Task directions >> The answer must be a single number: how many lines below contain "Destination".

Entries supplied >>

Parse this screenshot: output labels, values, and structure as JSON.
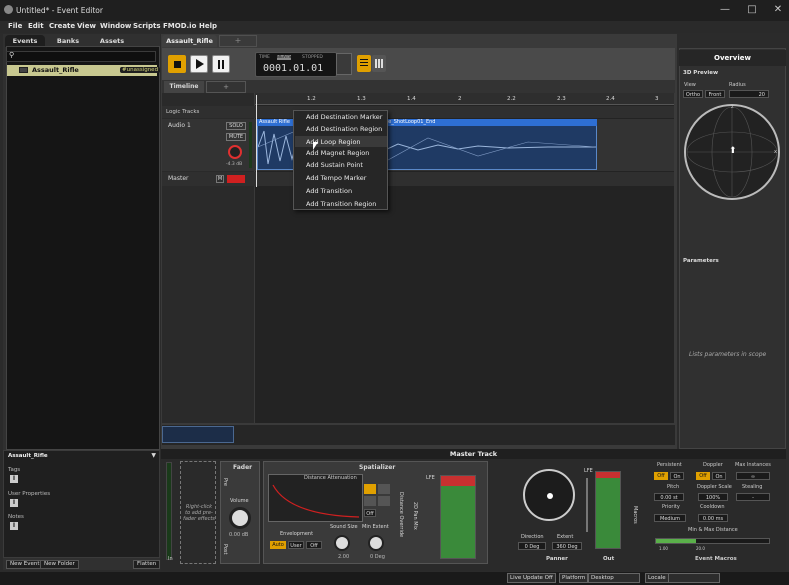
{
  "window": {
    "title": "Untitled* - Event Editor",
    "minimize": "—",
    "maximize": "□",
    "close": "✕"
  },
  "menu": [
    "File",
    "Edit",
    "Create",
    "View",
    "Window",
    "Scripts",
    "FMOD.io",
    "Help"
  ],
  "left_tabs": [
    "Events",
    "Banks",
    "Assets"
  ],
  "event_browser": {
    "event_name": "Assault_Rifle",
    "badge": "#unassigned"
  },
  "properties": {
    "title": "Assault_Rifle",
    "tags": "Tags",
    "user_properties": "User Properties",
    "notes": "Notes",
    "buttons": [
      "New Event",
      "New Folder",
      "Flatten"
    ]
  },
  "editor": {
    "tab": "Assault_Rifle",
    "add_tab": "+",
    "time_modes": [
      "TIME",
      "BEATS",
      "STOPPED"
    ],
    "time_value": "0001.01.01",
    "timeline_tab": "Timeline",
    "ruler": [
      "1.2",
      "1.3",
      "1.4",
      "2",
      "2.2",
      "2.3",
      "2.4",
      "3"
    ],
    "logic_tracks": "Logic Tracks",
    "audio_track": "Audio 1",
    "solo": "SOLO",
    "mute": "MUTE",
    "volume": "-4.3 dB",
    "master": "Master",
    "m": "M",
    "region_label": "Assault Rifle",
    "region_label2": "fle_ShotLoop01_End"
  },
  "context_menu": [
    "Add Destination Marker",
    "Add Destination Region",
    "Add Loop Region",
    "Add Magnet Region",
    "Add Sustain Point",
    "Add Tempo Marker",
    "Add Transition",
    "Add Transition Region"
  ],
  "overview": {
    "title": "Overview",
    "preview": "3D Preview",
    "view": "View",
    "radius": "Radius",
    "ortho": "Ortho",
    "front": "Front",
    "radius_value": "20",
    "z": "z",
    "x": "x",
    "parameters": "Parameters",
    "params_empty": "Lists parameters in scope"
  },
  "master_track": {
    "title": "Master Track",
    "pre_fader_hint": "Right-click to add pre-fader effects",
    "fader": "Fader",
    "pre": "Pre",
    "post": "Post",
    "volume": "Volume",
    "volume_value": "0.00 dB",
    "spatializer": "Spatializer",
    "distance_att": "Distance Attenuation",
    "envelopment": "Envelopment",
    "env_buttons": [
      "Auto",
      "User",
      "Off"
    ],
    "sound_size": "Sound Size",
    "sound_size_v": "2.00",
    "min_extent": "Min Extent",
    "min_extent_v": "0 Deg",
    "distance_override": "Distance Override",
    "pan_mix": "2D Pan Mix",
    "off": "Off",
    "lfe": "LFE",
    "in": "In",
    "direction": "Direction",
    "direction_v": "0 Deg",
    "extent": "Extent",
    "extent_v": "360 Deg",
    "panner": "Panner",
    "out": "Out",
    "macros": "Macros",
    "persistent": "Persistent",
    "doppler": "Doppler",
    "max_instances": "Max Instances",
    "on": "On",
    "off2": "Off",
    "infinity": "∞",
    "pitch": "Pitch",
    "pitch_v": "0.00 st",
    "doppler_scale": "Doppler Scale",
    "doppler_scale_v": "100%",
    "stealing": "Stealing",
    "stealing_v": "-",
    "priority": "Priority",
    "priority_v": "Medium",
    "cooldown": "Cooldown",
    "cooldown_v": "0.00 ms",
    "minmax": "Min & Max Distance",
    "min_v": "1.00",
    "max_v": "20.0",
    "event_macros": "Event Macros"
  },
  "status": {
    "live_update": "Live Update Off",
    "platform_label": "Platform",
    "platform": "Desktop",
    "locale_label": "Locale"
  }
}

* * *

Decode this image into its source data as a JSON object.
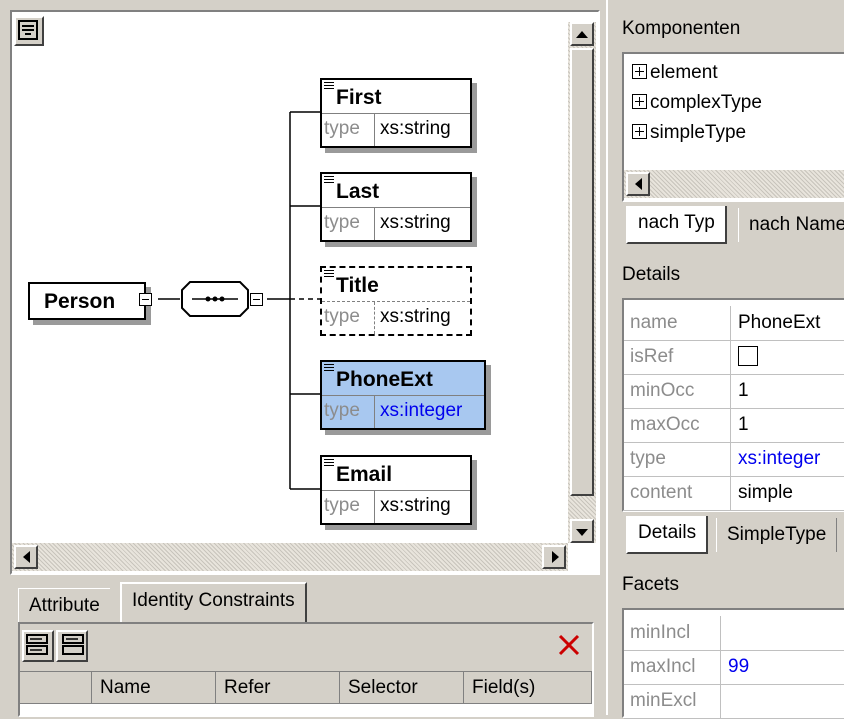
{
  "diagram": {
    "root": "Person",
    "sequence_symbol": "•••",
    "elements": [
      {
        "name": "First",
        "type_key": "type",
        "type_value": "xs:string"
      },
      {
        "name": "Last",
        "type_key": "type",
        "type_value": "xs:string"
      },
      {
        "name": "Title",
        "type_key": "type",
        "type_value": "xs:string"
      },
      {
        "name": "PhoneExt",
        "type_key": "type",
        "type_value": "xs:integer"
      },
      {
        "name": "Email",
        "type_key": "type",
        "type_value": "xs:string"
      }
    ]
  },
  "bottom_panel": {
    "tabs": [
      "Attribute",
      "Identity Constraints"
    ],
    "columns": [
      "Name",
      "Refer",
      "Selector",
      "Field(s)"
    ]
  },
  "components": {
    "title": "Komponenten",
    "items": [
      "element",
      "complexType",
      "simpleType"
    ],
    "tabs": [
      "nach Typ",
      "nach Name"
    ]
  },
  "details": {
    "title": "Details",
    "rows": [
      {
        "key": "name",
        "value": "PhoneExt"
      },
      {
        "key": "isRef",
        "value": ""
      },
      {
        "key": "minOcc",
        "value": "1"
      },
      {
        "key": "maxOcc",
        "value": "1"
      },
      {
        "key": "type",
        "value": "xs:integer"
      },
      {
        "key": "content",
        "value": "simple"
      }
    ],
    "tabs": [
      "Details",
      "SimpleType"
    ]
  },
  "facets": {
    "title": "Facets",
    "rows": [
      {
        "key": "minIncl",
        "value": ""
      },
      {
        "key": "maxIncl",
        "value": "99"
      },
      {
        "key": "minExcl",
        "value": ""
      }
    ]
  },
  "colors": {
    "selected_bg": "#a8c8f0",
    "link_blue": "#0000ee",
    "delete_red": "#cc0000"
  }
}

Output >> 2